The 6 minute trailer features a good chunk of Supergirl’s story by relating it to the pre-existing knowledge about Superman himself. The introduction of the character of Jimmy Olson, a Superman ally being privy to her secret identity it seems, whilst she’s receiving gifts from and getting messages from him, makes me worried about how heavily the show will lean on it’s Superman connection. While in the beginning this may make the show interesting for casual fans tuning in to get easter eggs and references to Superman, that will become a crutch fairly quickly, preventing the show from putting down its own roots on the basis of concepts and story arcs introduced within the show, for this show.
Yet Another Secret Organization

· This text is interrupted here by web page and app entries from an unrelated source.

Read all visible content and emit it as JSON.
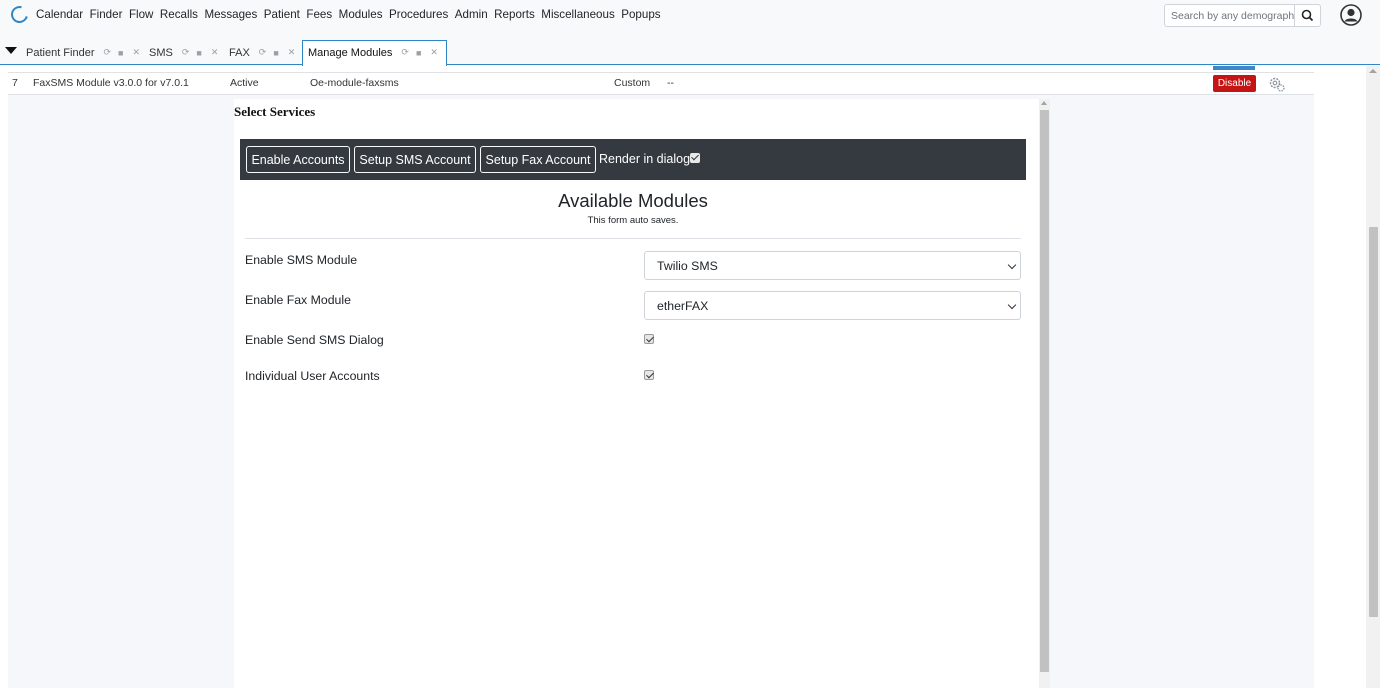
{
  "navbar": {
    "menu": [
      "Calendar",
      "Finder",
      "Flow",
      "Recalls",
      "Messages",
      "Patient",
      "Fees",
      "Modules",
      "Procedures",
      "Admin",
      "Reports",
      "Miscellaneous",
      "Popups"
    ],
    "search_placeholder": "Search by any demographics"
  },
  "tabs": [
    {
      "label": "Patient Finder"
    },
    {
      "label": "SMS"
    },
    {
      "label": "FAX"
    },
    {
      "label": "Manage Modules"
    }
  ],
  "module_row": {
    "index": "7",
    "name": "FaxSMS Module v3.0.0 for v7.0.1",
    "status": "Active",
    "directory": "Oe-module-faxsms",
    "type": "Custom",
    "dash": "--",
    "disable_label": "Disable"
  },
  "frame": {
    "title": "Select Services",
    "toolbar": {
      "enable_accounts": "Enable Accounts",
      "setup_sms": "Setup SMS Account",
      "setup_fax": "Setup Fax Account",
      "render_label": "Render in dialog."
    },
    "heading": "Available Modules",
    "subheading": "This form auto saves.",
    "fields": {
      "sms_label": "Enable SMS Module",
      "sms_value": "Twilio SMS",
      "fax_label": "Enable Fax Module",
      "fax_value": "etherFAX",
      "send_dialog_label": "Enable Send SMS Dialog",
      "individual_label": "Individual User Accounts"
    }
  },
  "colors": {
    "accent": "#2f86c6",
    "danger": "#c41414",
    "toolbar_dark": "#343a40"
  }
}
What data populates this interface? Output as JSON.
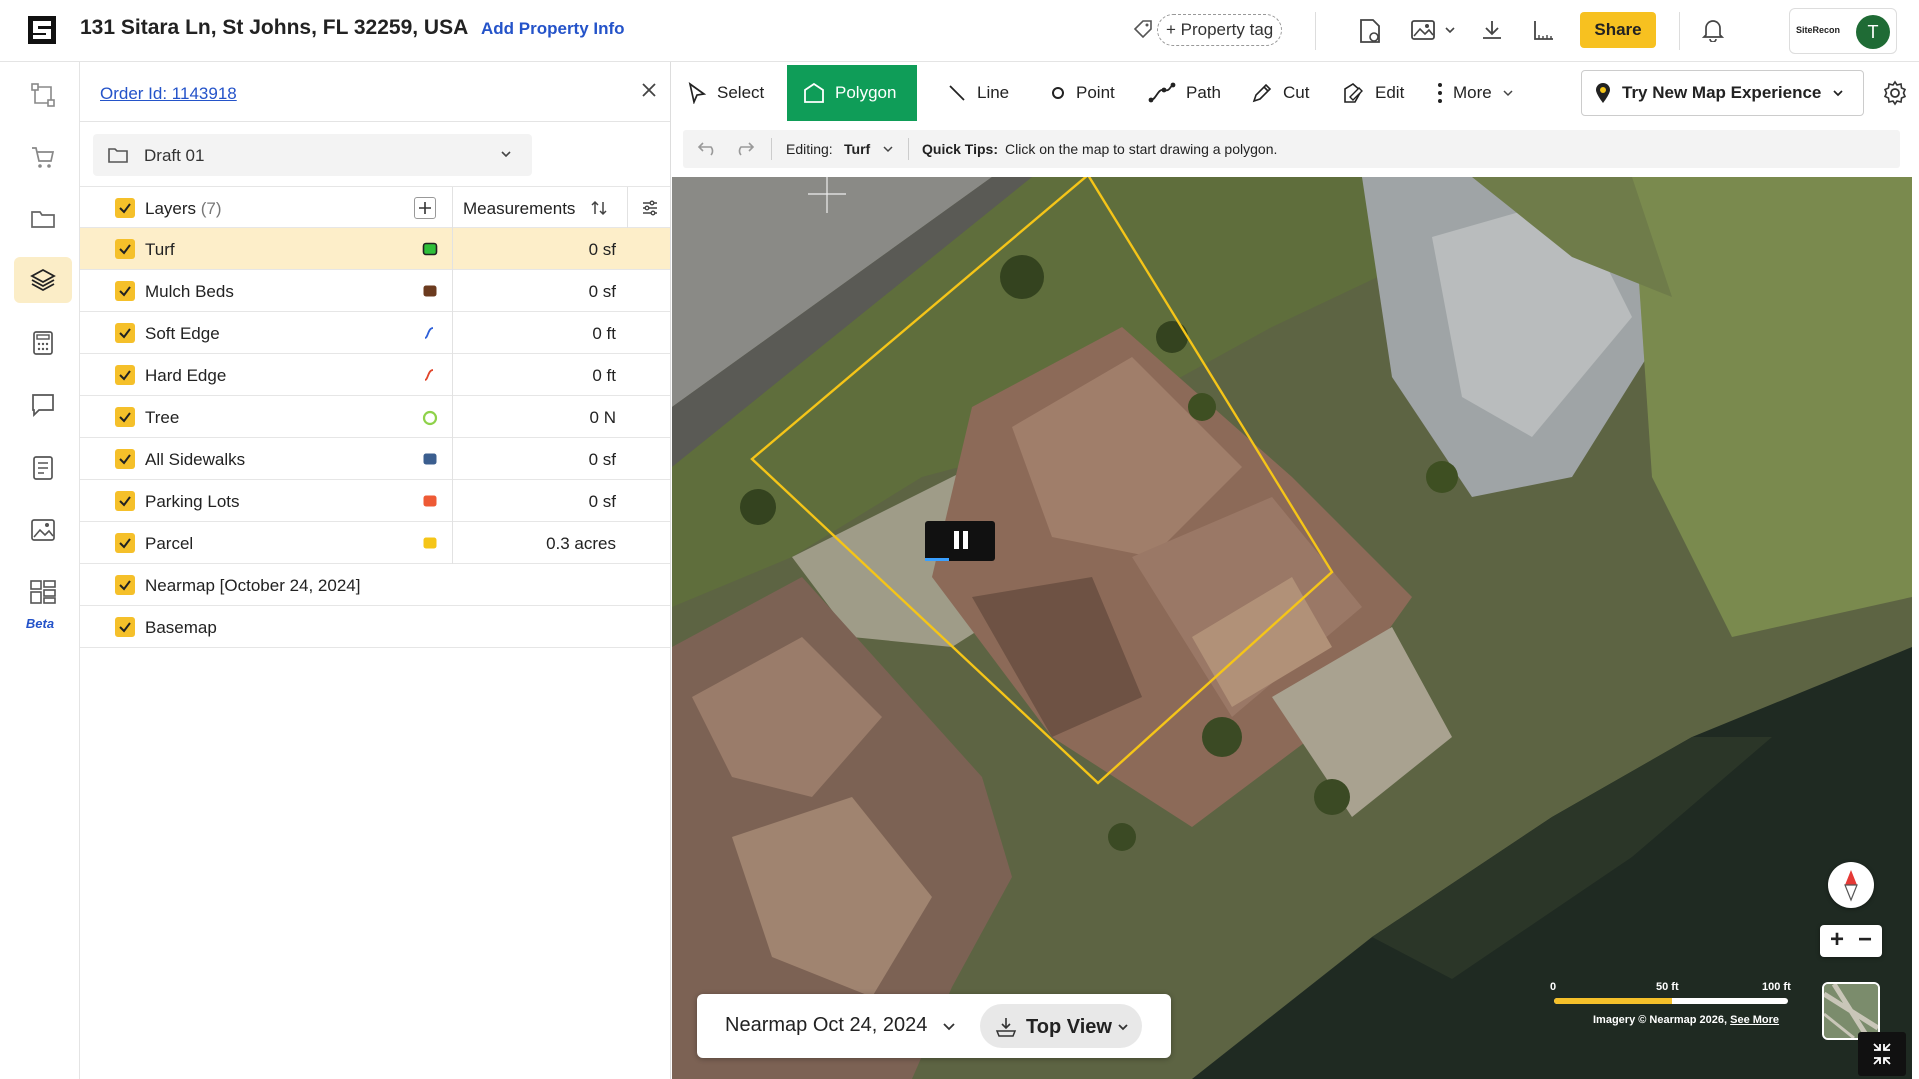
{
  "header": {
    "address": "131 Sitara Ln, St Johns, FL 32259, USA",
    "add_property_info": "Add Property Info",
    "property_tag": "+ Property tag",
    "share": "Share",
    "org_logo": "SiteRecon",
    "avatar_initial": "T"
  },
  "nav": {
    "beta_label": "Beta",
    "items": [
      "workflow",
      "cart",
      "folder",
      "layers",
      "calculator",
      "chat",
      "notes",
      "image",
      "beta-tool"
    ],
    "active": "layers"
  },
  "panel": {
    "order_id": "Order Id: 1143918",
    "draft": "Draft 01",
    "header": {
      "layers_label": "Layers",
      "layers_count": "(7)",
      "measurements_label": "Measurements"
    },
    "layers": [
      {
        "name": "Turf",
        "value": "0 sf",
        "color": "#2fbf3a",
        "highlighted": true
      },
      {
        "name": "Mulch Beds",
        "value": "0 sf",
        "color": "#6b3a1e"
      },
      {
        "name": "Soft Edge",
        "value": "0 ft",
        "color": "#2d5fd8"
      },
      {
        "name": "Hard Edge",
        "value": "0 ft",
        "color": "#e0452b"
      },
      {
        "name": "Tree",
        "value": "0 N",
        "color": "#8fd24a"
      },
      {
        "name": "All Sidewalks",
        "value": "0 sf",
        "color": "#3b5e8f"
      },
      {
        "name": "Parking Lots",
        "value": "0 sf",
        "color": "#ee5a35"
      },
      {
        "name": "Parcel",
        "value": "0.3 acres",
        "color": "#f5c518"
      }
    ],
    "base_layers": [
      {
        "name": "Nearmap",
        "suffix": "[October 24, 2024]"
      },
      {
        "name": "Basemap"
      }
    ]
  },
  "toolbar": {
    "tools": [
      {
        "label": "Select",
        "icon": "cursor-icon"
      },
      {
        "label": "Polygon",
        "icon": "polygon-icon",
        "active": true
      },
      {
        "label": "Line",
        "icon": "line-icon"
      },
      {
        "label": "Point",
        "icon": "point-icon"
      },
      {
        "label": "Path",
        "icon": "path-icon"
      },
      {
        "label": "Cut",
        "icon": "pen-icon"
      },
      {
        "label": "Edit",
        "icon": "edit-polygon-icon"
      },
      {
        "label": "More",
        "icon": "more-icon"
      }
    ],
    "map_experience": "Try New Map Experience"
  },
  "editbar": {
    "editing_label": "Editing:",
    "editing_layer": "Turf",
    "quick_tips_label": "Quick Tips:",
    "tip": "Click on the map to start drawing a polygon."
  },
  "map": {
    "imagery_date": "Nearmap Oct 24, 2024",
    "view": "Top View",
    "scale": {
      "start": "0",
      "mid": "50 ft",
      "end": "100 ft"
    },
    "credit_prefix": "Imagery © Nearmap 2026,",
    "credit_link": "See More",
    "parcel_color": "#f5c518"
  }
}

Where the Trailer gets a little weird is with the introduction of an secret organization that ‘protects Earth from Extraterrestrial presence’. While this seems to be a place where Supergirl (and her civilian sister) can apparently walk in and out of freely, as well as them knowing her secret identity (evident by the ‘get coffee’ quip, something Kara does in her day job) the existence of this group seems dubiously questionable. Firstly, why aren’t these deadly villains not being stopped by Superman in this same world? 2ndly, it seems like a strange coincidence that this organization has been dealing with Alien presences, while not seeming to care about Supergirl’s own alien origins, or even wanting to utilize her skills to their advantage. It’s a little off. Unless of course this group and Supergirl share a pre-existing relationship based on them finding her Pod when she landed on Earth, allowing her some lee-way and a sort of surrogate parent type relationship between the leader of this organization, played by David Harewood.
Don’t Mess It Up
There’s also the strong, hoping against hope, that the show doesn’t feature the main lead as a woman unequipped to handle her new life, and that her depiction may actually be something worth enough for young girls to look up to. Being the first ever female Superhero live action show to exist, ‘Supergirl’ can be for mainstream commercial television audiences what ‘Buffy‘ was for fan girls decades ago. While some degree of teenage style emotional melodrama is expected, here’s hoping that Benoist’s wide eyed eager attitude doesn’t translate into being obliviously inept character.
The… Golly, Gee, Gosh Of It All
Despite some glaring issues and concerns about how this show will perform, including but not limited to the entire premise itself, the look, feel and tone of the show is something that can’t help but invoke excitement upon watching. Sure it seems very chick flick, but the wide eyed exhilaration felt by Melissa Benoist as she takes flight, is something that the audiences have been wanting for a while. The dark dreariness of the DC Movie Universe is one constant complaint, and while ‘The Flash’ manages to take some of it away, that show still features a hero motivated by a tragedy. ‘Supergirl’ however, goes back to the roots and wonderment of superhero origin stories, where the hero isn’t reluctantly forced into an avatar of righteous-ness for the world, but one where the hero chooses to use what they have for the benefit of others out of sense of moral duty of doing so.
Here’s hoping that ‘Supergirl’ succeeds in providing a fresh and unique female super hero show that gives audiences something new, while staying within it’s formulaic framework, if not breaking out of it entirely as the show progresses. Here’s also hoping that CBS allows it the room to grow from it’s on-paper-concept after the almost inevitable stumbling the show will do to find its voice in the initial few episodes.